It’s not another case of pyrite, the mineral often referred to as “fool’s gold.” This time, it’s real.
Los Angeles-based pop band Fool’s Gold is bringing its talents to Skully’s Music Diner Monday at 7 p.m. to celebrate the recent release of the band’s second album, “Leave No Trace.”
The band got its start when lead singer/bassist Luke Top and lead guitarist Lewis Pesacov came together to create music that boasted their mutual love for African music and 80s-influenced pop.
The forming of the rest of the band had an “organic, open-ended” start, Pesacov told The Lantern.
“Luke and I had a concept. We just decided … anyone that wanted to play with us could play with us,” he said. “Before we knew it, there were like, 15 people hanging out with us (and) playing with us. That’s what it was like for a long time.”
The band finally settled on a five-man lineup in December, choosing the members that had been the most “vocal” on the tours, Pesacov said.
After settling on who would perform onstage, the band now looks to people offstage to keep them going.
“We’re inspired by performing live in front of an audience,” Pesacov said. “The band … creates this musical energy, and we give it to them, and then they can kick it in reverse. It creates this feedback where the more energy we give them, the more energy they give us, and the whole thing gets better and better.
“It’s all very memorable when you can connect with another human,” he said. “You feel … very thankful.”
The connection the band feels to its audiences is something they want to expand across the globe, Pesacov said. They have played in the U.S. and in Europe numerous times but would love to go to Africa, Latin America and especially Asia.

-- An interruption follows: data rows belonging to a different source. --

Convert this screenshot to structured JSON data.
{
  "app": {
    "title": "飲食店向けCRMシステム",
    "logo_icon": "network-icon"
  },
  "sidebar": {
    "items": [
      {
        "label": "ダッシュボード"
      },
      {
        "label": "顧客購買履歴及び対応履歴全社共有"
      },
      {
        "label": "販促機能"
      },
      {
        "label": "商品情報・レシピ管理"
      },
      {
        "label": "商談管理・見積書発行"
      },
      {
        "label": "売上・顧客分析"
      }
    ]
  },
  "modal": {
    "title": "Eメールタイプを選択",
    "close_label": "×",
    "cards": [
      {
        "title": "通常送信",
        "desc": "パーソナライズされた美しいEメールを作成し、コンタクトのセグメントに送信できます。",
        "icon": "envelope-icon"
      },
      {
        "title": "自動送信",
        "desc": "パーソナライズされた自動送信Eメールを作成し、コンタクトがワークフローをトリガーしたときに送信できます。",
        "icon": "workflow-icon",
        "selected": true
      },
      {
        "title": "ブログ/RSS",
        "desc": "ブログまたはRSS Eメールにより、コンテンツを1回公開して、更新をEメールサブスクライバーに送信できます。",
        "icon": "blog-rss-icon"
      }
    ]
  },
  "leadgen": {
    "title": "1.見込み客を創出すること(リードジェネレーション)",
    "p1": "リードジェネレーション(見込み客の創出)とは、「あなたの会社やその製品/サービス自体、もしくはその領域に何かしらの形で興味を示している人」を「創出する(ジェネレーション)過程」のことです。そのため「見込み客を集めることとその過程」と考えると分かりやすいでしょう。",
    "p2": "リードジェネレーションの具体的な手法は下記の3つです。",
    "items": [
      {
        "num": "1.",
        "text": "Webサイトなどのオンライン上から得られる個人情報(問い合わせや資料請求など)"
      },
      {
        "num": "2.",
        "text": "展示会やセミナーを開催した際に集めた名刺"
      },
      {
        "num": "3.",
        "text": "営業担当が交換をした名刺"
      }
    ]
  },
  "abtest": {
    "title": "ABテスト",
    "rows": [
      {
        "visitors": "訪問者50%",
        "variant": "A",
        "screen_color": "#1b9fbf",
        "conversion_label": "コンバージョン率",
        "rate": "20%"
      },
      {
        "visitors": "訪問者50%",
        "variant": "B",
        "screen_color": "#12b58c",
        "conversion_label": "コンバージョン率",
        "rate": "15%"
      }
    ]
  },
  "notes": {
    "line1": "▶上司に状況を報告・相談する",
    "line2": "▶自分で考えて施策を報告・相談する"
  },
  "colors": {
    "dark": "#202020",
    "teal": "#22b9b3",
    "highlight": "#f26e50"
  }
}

“It’s one of our dreams,” he said. “We just love to play for other people in different parts of the world.”
Channeling different cultures of the world is something the band has experience with. Their self-titled debut partially contained Hebrew lyrics, something that tied Top to of Israel, the country in which he was born.
Since then, life on the road has helped the band evolve into what they are today, Pesacov said.
“We’ve grown so much as musicians and as people after touring for two years straight,” Pesacov said. “Downsizing the band allowed for so much more clarity in the music we make.”
Despite the group’s downsizing, the band has no plans to slow down. Fool’s Gold is set to continue their tour in both the U.S. and Europe.